In addition, two of the Fed’s 12 regional bank presidents are now black — Rafael Bostic of the Atlanta Fed and Susan Collins of the Boston Fed. Collins, a former University of Michigan provost, became president of the Boston Fed this year. Bostic took office in 2017.
Just last week, Lori Logan, a former senior official at the Federal Reserve Bank of New York, became president of the Federal Reserve Bank of Dallas. Five regional bank presidents are women.
Nela Richardson, chief economist at payroll processing firm ADP, noted that the education and experience of new policymakers is similar to that of their predecessors, Cook, Jefferson and Collins all Ph.D. Economists — an above-average percentage of new Fed officials, she said.

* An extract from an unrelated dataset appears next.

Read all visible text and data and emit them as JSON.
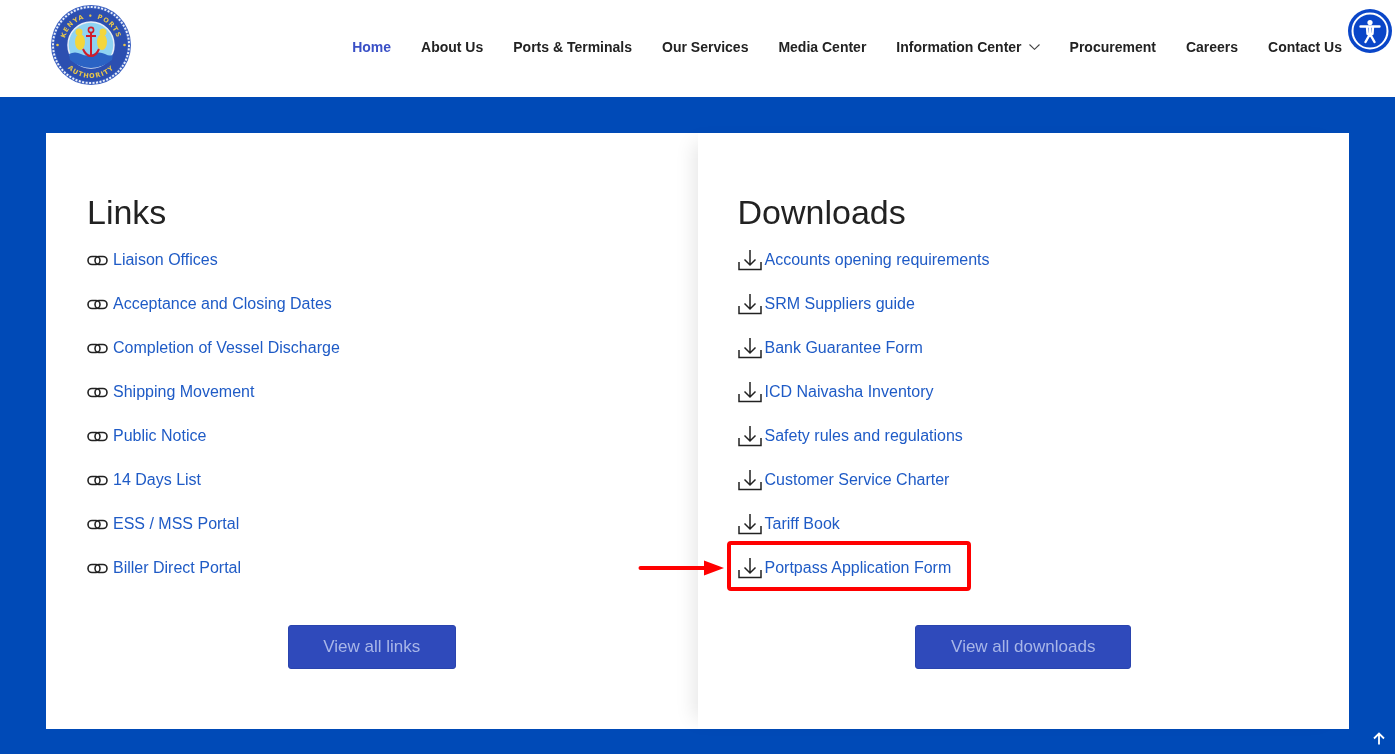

Richardson said it is especially important to have more women in the leadership of the Fed now because many of the problems the Fed faces — including extremely low unemployment that fuels wage growth and inflation — are tied to women’s ability to join the workforce. Fewer women, especially mothers of young children, are working now than pre-pandemic trends.
Part of the reason for this shortage is the decline in the number of child care workers since the pandemic. With fewer women working or seeking employment, many businesses must raise wages to compete for a smaller workforce. These higher wages are often passed on to consumers at higher prices, fueling inflation.

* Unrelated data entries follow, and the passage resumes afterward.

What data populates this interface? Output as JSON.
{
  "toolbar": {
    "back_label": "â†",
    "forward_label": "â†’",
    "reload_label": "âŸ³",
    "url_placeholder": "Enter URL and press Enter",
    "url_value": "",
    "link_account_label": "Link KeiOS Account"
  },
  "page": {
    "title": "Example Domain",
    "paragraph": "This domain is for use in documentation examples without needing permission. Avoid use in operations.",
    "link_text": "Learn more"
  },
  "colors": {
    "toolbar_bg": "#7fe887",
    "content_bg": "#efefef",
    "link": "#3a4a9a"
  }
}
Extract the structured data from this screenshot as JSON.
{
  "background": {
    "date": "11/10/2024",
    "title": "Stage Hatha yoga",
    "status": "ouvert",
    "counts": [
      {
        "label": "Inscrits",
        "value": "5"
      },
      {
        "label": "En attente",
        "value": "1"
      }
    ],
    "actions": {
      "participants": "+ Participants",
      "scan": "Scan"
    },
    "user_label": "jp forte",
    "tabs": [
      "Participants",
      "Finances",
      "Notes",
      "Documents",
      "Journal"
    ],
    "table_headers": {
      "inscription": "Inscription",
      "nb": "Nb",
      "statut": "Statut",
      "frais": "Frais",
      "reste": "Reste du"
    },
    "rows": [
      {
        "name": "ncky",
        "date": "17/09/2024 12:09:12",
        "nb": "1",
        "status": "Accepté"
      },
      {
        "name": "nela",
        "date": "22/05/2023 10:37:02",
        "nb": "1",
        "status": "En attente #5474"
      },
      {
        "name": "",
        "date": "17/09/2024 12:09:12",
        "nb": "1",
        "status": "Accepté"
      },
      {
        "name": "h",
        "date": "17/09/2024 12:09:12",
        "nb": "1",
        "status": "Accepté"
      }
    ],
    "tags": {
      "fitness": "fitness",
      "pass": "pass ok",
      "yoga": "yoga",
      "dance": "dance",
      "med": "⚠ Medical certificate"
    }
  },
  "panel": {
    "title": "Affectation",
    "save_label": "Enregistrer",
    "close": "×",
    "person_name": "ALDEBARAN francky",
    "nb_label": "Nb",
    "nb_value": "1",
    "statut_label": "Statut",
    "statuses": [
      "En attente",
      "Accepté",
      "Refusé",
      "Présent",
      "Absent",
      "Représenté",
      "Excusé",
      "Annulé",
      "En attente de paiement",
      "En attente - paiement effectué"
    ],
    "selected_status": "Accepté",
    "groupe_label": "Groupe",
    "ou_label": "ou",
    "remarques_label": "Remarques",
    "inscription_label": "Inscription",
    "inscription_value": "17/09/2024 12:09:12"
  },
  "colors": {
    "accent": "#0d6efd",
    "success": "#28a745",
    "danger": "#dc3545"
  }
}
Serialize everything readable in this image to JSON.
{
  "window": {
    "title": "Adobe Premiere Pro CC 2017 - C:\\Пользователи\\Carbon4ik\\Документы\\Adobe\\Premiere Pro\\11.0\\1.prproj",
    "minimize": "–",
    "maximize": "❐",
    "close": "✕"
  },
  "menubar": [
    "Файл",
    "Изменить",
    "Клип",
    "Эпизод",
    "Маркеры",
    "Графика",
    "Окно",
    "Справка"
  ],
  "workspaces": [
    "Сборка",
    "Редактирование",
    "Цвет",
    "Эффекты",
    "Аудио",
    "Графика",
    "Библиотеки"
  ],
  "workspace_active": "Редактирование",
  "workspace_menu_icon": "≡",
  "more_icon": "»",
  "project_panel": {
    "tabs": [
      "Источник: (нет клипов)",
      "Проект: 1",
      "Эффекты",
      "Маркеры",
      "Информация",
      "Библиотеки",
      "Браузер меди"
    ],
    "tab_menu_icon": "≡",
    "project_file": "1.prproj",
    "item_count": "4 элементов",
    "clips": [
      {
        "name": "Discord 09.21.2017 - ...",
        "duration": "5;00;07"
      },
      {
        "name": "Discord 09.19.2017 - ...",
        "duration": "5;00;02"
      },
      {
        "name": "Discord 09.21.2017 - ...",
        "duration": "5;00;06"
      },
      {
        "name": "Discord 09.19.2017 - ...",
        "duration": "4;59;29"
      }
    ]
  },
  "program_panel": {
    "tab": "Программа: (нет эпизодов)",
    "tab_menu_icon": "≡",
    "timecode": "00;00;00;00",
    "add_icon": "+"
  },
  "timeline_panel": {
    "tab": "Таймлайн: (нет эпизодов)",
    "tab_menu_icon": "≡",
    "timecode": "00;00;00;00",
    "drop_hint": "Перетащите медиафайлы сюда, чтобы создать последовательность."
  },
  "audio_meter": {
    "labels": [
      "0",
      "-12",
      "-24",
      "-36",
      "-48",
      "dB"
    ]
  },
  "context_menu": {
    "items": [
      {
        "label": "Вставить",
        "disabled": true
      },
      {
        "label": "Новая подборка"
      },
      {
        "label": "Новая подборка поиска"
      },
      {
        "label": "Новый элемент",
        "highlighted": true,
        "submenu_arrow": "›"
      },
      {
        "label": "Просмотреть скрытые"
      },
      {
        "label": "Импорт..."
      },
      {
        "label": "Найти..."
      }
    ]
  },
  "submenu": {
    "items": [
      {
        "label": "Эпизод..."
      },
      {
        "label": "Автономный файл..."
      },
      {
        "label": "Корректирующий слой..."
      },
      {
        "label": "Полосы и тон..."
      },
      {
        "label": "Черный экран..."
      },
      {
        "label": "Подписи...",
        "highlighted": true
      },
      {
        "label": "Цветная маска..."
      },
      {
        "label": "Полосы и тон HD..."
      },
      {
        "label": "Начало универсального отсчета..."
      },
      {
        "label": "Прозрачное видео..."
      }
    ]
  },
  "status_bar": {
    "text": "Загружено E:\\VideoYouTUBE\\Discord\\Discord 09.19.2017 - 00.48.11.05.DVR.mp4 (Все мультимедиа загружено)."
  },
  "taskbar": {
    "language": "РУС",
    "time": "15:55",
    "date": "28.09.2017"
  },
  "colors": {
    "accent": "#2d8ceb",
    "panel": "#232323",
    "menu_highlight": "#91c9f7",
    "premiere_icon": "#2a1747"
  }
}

Swonk credits Kansas City Fed President Esther George for driving change at Jackson Hole over the years by inviting more women, including Cook and Collins, to attend and participate in panel discussions. Each year in late August, some 130 influential central bankers and economists gather in Jackson Hole’s Grand Teton National Park to discuss challenges facing the economy.
Despite its significantly diverse leadership, the Fed has yet to address one problem: a Hispanic American who has never served on the Fed’s rate-setting committee — a frequent expression of Sen. Robert Menendez, D-N.J. complain. For that reason, Menendez voted this year against confirming Powell’s reappointment as Fed chair for a second four-year term.

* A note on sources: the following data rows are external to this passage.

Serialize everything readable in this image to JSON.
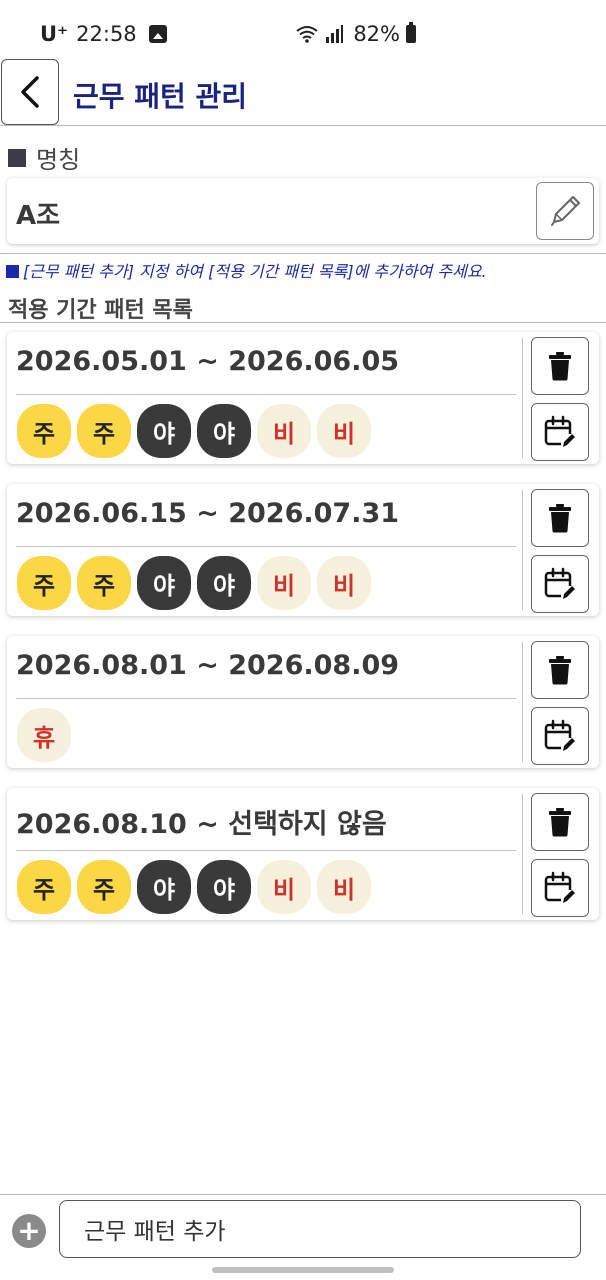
{
  "status_bar": {
    "carrier": "U⁺",
    "time": "22:58",
    "battery_percent": "82%",
    "icons": [
      "gallery-icon",
      "wifi-icon",
      "signal-icon",
      "battery-icon"
    ]
  },
  "header": {
    "title": "근무 패턴 관리",
    "back_icon": "chevron-left-icon"
  },
  "name_section": {
    "label": "명칭",
    "value": "A조",
    "edit_icon": "pencil-icon"
  },
  "hint": "[근무 패턴 추가] 지정 하여 [적용 기간 패턴 목록]에 추가하여 주세요.",
  "list_title": "적용 기간 패턴 목록",
  "patterns": [
    {
      "range": "2026.05.01 ~ 2026.06.05",
      "chips": [
        {
          "label": "주",
          "kind": "day"
        },
        {
          "label": "주",
          "kind": "day"
        },
        {
          "label": "야",
          "kind": "night"
        },
        {
          "label": "야",
          "kind": "night"
        },
        {
          "label": "비",
          "kind": "off"
        },
        {
          "label": "비",
          "kind": "off"
        }
      ]
    },
    {
      "range": "2026.06.15 ~ 2026.07.31",
      "chips": [
        {
          "label": "주",
          "kind": "day"
        },
        {
          "label": "주",
          "kind": "day"
        },
        {
          "label": "야",
          "kind": "night"
        },
        {
          "label": "야",
          "kind": "night"
        },
        {
          "label": "비",
          "kind": "off"
        },
        {
          "label": "비",
          "kind": "off"
        }
      ]
    },
    {
      "range": "2026.08.01 ~ 2026.08.09",
      "chips": [
        {
          "label": "휴",
          "kind": "rest"
        }
      ]
    },
    {
      "range": "2026.08.10 ~ 선택하지 않음",
      "chips": [
        {
          "label": "주",
          "kind": "day"
        },
        {
          "label": "주",
          "kind": "day"
        },
        {
          "label": "야",
          "kind": "night"
        },
        {
          "label": "야",
          "kind": "night"
        },
        {
          "label": "비",
          "kind": "off"
        },
        {
          "label": "비",
          "kind": "off"
        }
      ]
    }
  ],
  "card_actions": {
    "delete_icon": "trash-icon",
    "calendar_icon": "calendar-edit-icon"
  },
  "bottom_bar": {
    "add_label": "근무 패턴 추가",
    "add_icon": "plus-circle-icon"
  },
  "colors": {
    "title": "#1a237e",
    "hint": "#1a2aa8",
    "day_chip": "#fbd745",
    "night_chip": "#3a3a3a",
    "off_chip_bg": "#f5f1dc",
    "off_chip_text": "#d0312d"
  }
}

This year, Biden also named former Treasury official Michael Barr as a Fed governor, filling all seven board seats for the first time in nearly a decade.
Vincent Reinhart, a former Fed economist now at Dreyfus and Mellon University, said it was unusual for the Fed to experience so much turnover so quickly. Fed governors’ terms are staggered, with the aim of creating a vacancy every two years. Regional bank presidents serve a five-year term, renewable.
“This has to be the most dramatic change in Fed leadership in a year on record,” he said.
New members, including Barr, are more likely to support lower rates to support the economy and hiring, Reinhardt said. For now, however, with inflation near 40-year highs, the Fed’s policy-making committees are acting unanimously to raise interest rates sharply in an attempt to cool the economy and reduce inflation. Currently, there is little indication of any objection to this approach.
Tim Duy, chief U.S. economist at SGH Macro, said the Fed differs from the Supreme Court in one important way: Just because a president nominates several new Fed board members, it doesn’t necessarily affect the central bank’s decision making.
The Fed is a more technical institution, “where you’re more likely to see people’s opinions change over time” in response to changing economic data, Duy said. At the July meeting, all 12 members of the Fed’s policy committee voted for a sharp three-quarters rate hike — an unusually large increase.
Still, Reinhart said that if inflation should fall sharply and appear to be under control, and if unemployment starts to rise as Fed hikes squeeze the economy, some of Biden’s appointees may begin to advocate for a halt to rate hikes — or even reduction rate.
The outcome could lead to less consistency around the Fed’s decision, Reinhart said. Or Powell could end up pausing rate hikes sooner than he hopes to keep the consensus.
“As we get longer into this rate hike cycle, there will be more opportunities for disagreement,” he said.